Sure, our new hospitals at Mission Bay are high-tech, but did you know we'll have a fleet of robots hauling food, linens, specimens and medications around the facility?

We're bringing in 25 "TUG" robots to transport carts and compartments around the hospitals, so our employees can devote time to something more important: helping and interacting with patients.

The new UCSF Medical Center at Mission Bay spans more than 600,000 square feet. That's a lot of ground to cover, and TUGs can help bridge the distance. "It's about efficiency: It's not a great use of someone's time to be transporting something from A to B," says Dan Henroid, director of the Department of Nutrition and Food Services for UCSF Medical Center.

"That's more time that we spend in front of the patient," he added. "We want that personal touch as much as possible."

The 25 TUGs will average more than 1,300 trips per day, which translates to about 315 hours of travel over 481 miles.

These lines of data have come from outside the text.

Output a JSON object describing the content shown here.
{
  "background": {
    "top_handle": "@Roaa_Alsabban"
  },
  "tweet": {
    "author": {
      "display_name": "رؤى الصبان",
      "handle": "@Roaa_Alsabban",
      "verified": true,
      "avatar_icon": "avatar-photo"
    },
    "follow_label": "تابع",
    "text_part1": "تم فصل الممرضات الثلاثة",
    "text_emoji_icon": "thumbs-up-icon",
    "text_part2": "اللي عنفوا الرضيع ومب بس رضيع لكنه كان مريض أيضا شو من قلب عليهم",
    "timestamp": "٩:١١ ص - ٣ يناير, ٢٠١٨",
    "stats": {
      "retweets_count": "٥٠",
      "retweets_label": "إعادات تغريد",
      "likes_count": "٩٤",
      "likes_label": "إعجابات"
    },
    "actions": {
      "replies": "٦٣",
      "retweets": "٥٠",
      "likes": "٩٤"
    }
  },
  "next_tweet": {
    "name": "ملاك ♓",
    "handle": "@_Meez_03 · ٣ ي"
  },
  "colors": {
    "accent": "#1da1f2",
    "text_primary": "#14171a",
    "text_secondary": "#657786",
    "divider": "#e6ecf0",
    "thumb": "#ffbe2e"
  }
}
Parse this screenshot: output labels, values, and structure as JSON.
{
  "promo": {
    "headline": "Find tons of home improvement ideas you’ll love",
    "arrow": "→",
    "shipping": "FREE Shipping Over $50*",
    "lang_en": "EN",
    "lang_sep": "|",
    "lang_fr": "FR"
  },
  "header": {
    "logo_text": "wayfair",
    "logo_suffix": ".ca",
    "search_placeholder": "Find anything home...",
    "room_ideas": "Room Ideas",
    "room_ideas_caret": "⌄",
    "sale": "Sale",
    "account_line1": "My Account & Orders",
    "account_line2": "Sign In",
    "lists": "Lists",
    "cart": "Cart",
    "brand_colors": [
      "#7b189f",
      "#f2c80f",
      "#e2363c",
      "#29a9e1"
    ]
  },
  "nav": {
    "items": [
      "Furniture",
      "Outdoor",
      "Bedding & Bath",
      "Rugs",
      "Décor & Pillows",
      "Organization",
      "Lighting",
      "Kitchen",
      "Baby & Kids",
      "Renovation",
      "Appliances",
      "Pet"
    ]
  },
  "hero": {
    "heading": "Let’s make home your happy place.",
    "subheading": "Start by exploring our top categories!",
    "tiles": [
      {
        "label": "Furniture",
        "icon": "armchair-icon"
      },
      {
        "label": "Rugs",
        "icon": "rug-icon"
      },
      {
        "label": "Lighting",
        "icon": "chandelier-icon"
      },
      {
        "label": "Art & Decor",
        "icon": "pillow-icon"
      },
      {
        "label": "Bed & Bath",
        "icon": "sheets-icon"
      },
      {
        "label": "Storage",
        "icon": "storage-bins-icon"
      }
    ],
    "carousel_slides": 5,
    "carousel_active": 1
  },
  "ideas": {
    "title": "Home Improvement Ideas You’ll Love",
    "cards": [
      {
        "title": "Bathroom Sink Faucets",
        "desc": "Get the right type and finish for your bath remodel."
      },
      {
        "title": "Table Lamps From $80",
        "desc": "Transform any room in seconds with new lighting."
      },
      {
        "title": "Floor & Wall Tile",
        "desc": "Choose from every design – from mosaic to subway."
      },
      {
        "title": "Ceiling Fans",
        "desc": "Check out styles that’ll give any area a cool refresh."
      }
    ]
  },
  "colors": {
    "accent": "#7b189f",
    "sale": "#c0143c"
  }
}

What is a TUG?

A TUG is an autonomous mobile robot made specifically for hospitals by Aethon, a company based in Pittsburgh. It uses a built-in map and sensors to navigate hospital halls and communicates with elevators, fire alarms and automatic doors via Wi-Fi.

While a TUG is unlikely to discuss the meaning of life or Philip Roth's latest novel, it can say about 70 phrases, including, "departing now," "please don't push TUG into elevator" and "waiting for clear path."

When not at work, the robots return on their own to individual charging stations to stock up on energy before the next run.

They're also quite user-friendly, with simple "start," "stop" and "lift" buttons and a touch screen that displays their next drop-off or pick-up assignment.

For secure shipments like medications and specimens, hospital staff will open and close the TUGs' secure compartment via fingerprint identification.

Will I see a TUG during my hospital stay?

Our TUGs mostly will spend their days shuttling food trays, trash and supplies down back hallways. They'll travel between floors in staff elevators, where our employees will give them plenty of space to turn. In fact, TUGs have pretty good manners and are programmed to cede the right of way to their human coworkers to avoid accidents.

Occasionally, patients may see TUGs in public areas of the hospital. You'll know them by their snazzy metallic exteriors and the fact that they're, well, robots.

We're also looking to decorate them with colorful "skins," much like the advertisements you see wrapped around buses and cars, so departments can identify their own TUGs from a distance.

Do UCSF's TUGs have names?

Yes! We had a contest, and each department named its TUGs. Some of our favorites were: Wall-E and Eve, a duo that will make deliveries for our pharmacy department; Bashful, Grumpy and Dopey; and Tuggie McFresh.